Work to be completed: Search the entries below for the string "case" and copy the lines that hold it.

━━━ Source material

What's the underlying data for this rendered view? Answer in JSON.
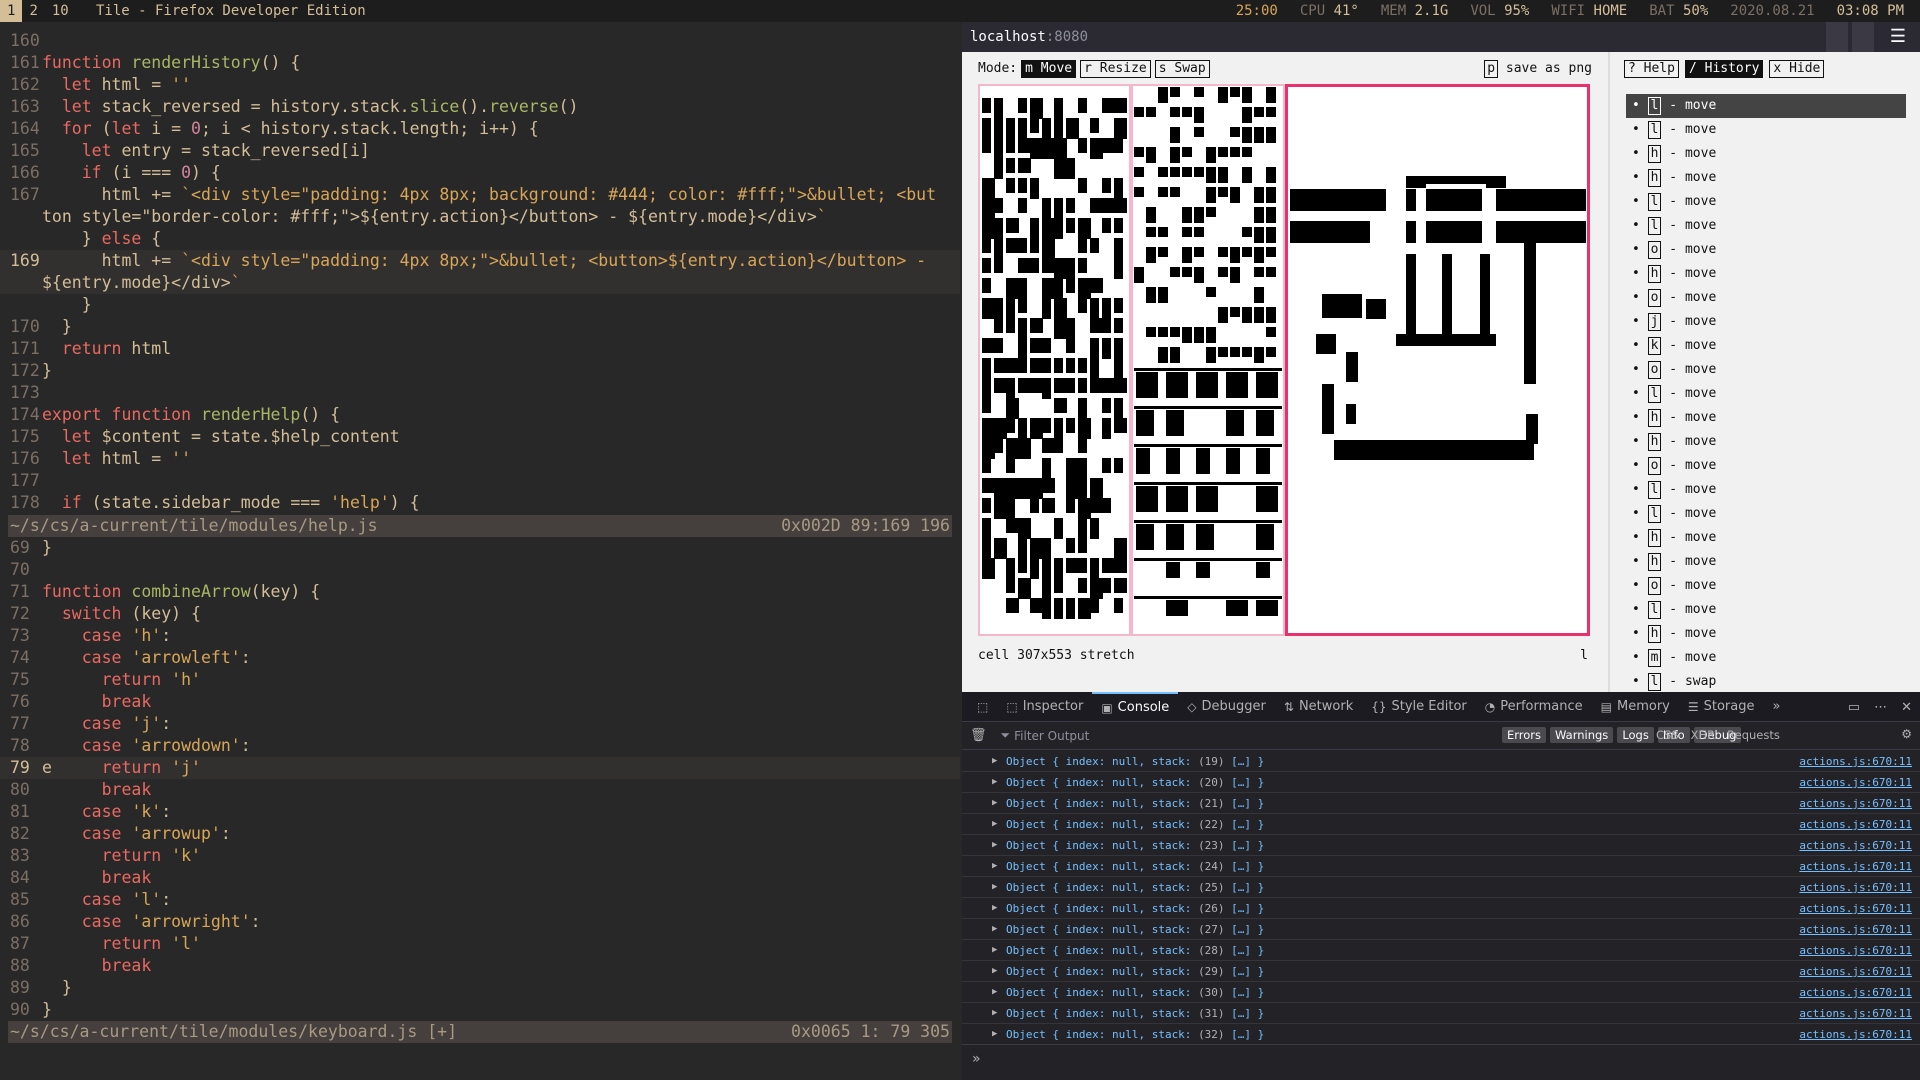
{
  "topbar": {
    "workspaces": [
      "1",
      "2",
      "10"
    ],
    "window_title": "Tile - Firefox Developer Edition",
    "timer": "25:00",
    "cpu_label": "CPU",
    "cpu": "41°",
    "mem_label": "MEM",
    "mem": "2.1G",
    "vol_label": "VOL",
    "vol": "95%",
    "wifi_label": "WIFI",
    "wifi": "HOME",
    "bat_label": "BAT",
    "bat": "50%",
    "date": "2020.08.21",
    "time": "03:08 PM"
  },
  "editor_top": {
    "lines": [
      {
        "n": "160",
        "t": ""
      },
      {
        "n": "161",
        "t": "function renderHistory() {"
      },
      {
        "n": "162",
        "t": "  let html = ''"
      },
      {
        "n": "163",
        "t": "  let stack_reversed = history.stack.slice().reverse()"
      },
      {
        "n": "164",
        "t": "  for (let i = 0; i < history.stack.length; i++) {"
      },
      {
        "n": "165",
        "t": "    let entry = stack_reversed[i]"
      },
      {
        "n": "166",
        "t": "    if (i === 0) {"
      },
      {
        "n": "167",
        "t": "      html += `<div style=\"padding: 4px 8px; background: #444; color: #fff;\">&bullet; <but"
      },
      {
        "n": "",
        "t": "ton style=\"border-color: #fff;\">${entry.action}</button> - ${entry.mode}</div>`"
      },
      {
        "n": "",
        "t": "    } else {"
      },
      {
        "n": "169",
        "t": "      html += `<div style=\"padding: 4px 8px;\">&bullet; <button>${entry.action}</button> -"
      },
      {
        "n": "",
        "t": "${entry.mode}</div>`"
      },
      {
        "n": "",
        "t": "    }"
      },
      {
        "n": "170",
        "t": "  }"
      },
      {
        "n": "171",
        "t": "  return html"
      },
      {
        "n": "172",
        "t": "}"
      },
      {
        "n": "173",
        "t": ""
      },
      {
        "n": "174",
        "t": "export function renderHelp() {"
      },
      {
        "n": "175",
        "t": "  let $content = state.$help_content"
      },
      {
        "n": "176",
        "t": "  let html = ''"
      },
      {
        "n": "177",
        "t": ""
      },
      {
        "n": "178",
        "t": "  if (state.sidebar_mode === 'help') {"
      }
    ],
    "modeline_file": "~/s/cs/a-current/tile/modules/help.js",
    "modeline_pos": "0x002D 89:169 196"
  },
  "editor_bottom": {
    "lines": [
      {
        "n": "69",
        "t": "}"
      },
      {
        "n": "70",
        "t": ""
      },
      {
        "n": "71",
        "t": "function combineArrow(key) {"
      },
      {
        "n": "72",
        "t": "  switch (key) {"
      },
      {
        "n": "73",
        "t": "    case 'h':"
      },
      {
        "n": "74",
        "t": "    case 'arrowleft':"
      },
      {
        "n": "75",
        "t": "      return 'h'"
      },
      {
        "n": "76",
        "t": "      break"
      },
      {
        "n": "77",
        "t": "    case 'j':"
      },
      {
        "n": "78",
        "t": "    case 'arrowdown':"
      },
      {
        "n": "79",
        "t": "e     return 'j'"
      },
      {
        "n": "80",
        "t": "      break"
      },
      {
        "n": "81",
        "t": "    case 'k':"
      },
      {
        "n": "82",
        "t": "    case 'arrowup':"
      },
      {
        "n": "83",
        "t": "      return 'k'"
      },
      {
        "n": "84",
        "t": "      break"
      },
      {
        "n": "85",
        "t": "    case 'l':"
      },
      {
        "n": "86",
        "t": "    case 'arrowright':"
      },
      {
        "n": "87",
        "t": "      return 'l'"
      },
      {
        "n": "88",
        "t": "      break"
      },
      {
        "n": "89",
        "t": "  }"
      },
      {
        "n": "90",
        "t": "}"
      }
    ],
    "modeline_file": "~/s/cs/a-current/tile/modules/keyboard.js [+]",
    "modeline_pos": "0x0065  1: 79 305"
  },
  "browser": {
    "url_host": "localhost",
    "url_port": ":8080",
    "menu_icon": "hamburger-icon"
  },
  "app": {
    "mode_label": "Mode:",
    "modes": [
      {
        "key": "m",
        "label": "Move",
        "active": true
      },
      {
        "key": "r",
        "label": "Resize",
        "active": false
      },
      {
        "key": "s",
        "label": "Swap",
        "active": false
      }
    ],
    "save_key": "p",
    "save_label": "save as png",
    "status": "cell 307x553 stretch",
    "status_right": "l",
    "sidebar_buttons": [
      {
        "key": "?",
        "label": "Help"
      },
      {
        "key": "/",
        "label": "History",
        "active": true
      },
      {
        "key": "x",
        "label": "Hide"
      }
    ],
    "history": [
      {
        "action": "l",
        "mode": "move"
      },
      {
        "action": "l",
        "mode": "move"
      },
      {
        "action": "h",
        "mode": "move"
      },
      {
        "action": "h",
        "mode": "move"
      },
      {
        "action": "l",
        "mode": "move"
      },
      {
        "action": "l",
        "mode": "move"
      },
      {
        "action": "o",
        "mode": "move"
      },
      {
        "action": "h",
        "mode": "move"
      },
      {
        "action": "o",
        "mode": "move"
      },
      {
        "action": "j",
        "mode": "move"
      },
      {
        "action": "k",
        "mode": "move"
      },
      {
        "action": "o",
        "mode": "move"
      },
      {
        "action": "l",
        "mode": "move"
      },
      {
        "action": "h",
        "mode": "move"
      },
      {
        "action": "h",
        "mode": "move"
      },
      {
        "action": "o",
        "mode": "move"
      },
      {
        "action": "l",
        "mode": "move"
      },
      {
        "action": "l",
        "mode": "move"
      },
      {
        "action": "h",
        "mode": "move"
      },
      {
        "action": "h",
        "mode": "move"
      },
      {
        "action": "o",
        "mode": "move"
      },
      {
        "action": "l",
        "mode": "move"
      },
      {
        "action": "h",
        "mode": "move"
      },
      {
        "action": "m",
        "mode": "move"
      },
      {
        "action": "l",
        "mode": "swap"
      }
    ],
    "selection_color": "#e8326e"
  },
  "devtools": {
    "tabs": [
      {
        "icon": "inspector-icon",
        "label": "Inspector"
      },
      {
        "icon": "console-icon",
        "label": "Console",
        "active": true
      },
      {
        "icon": "debugger-icon",
        "label": "Debugger"
      },
      {
        "icon": "network-icon",
        "label": "Network"
      },
      {
        "icon": "style-editor-icon",
        "label": "Style Editor"
      },
      {
        "icon": "performance-icon",
        "label": "Performance"
      },
      {
        "icon": "memory-icon",
        "label": "Memory"
      },
      {
        "icon": "storage-icon",
        "label": "Storage"
      }
    ],
    "filter_placeholder": "Filter Output",
    "filter_chips": [
      "Errors",
      "Warnings",
      "Logs",
      "Info",
      "Debug"
    ],
    "filter_plain": [
      "CSS",
      "XHR",
      "Requests"
    ],
    "log": [
      {
        "count": "(19)"
      },
      {
        "count": "(20)"
      },
      {
        "count": "(21)"
      },
      {
        "count": "(22)"
      },
      {
        "count": "(23)"
      },
      {
        "count": "(24)"
      },
      {
        "count": "(25)"
      },
      {
        "count": "(26)"
      },
      {
        "count": "(27)"
      },
      {
        "count": "(28)"
      },
      {
        "count": "(29)"
      },
      {
        "count": "(30)"
      },
      {
        "count": "(31)"
      },
      {
        "count": "(32)"
      }
    ],
    "log_prefix": "Object { index: null, stack: ",
    "log_suffix": " […] }",
    "log_source": "actions.js:670:11"
  }
}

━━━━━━

Answer to the exercise:
        "t": "    case 'h':"
        "t": "    case 'arrowleft':"
        "t": "    case 'j':"
        "t": "    case 'arrowdown':"
        "t": "    case 'k':"
        "t": "    case 'arrowup':"
        "t": "    case 'l':"
        "t": "    case 'arrowright':"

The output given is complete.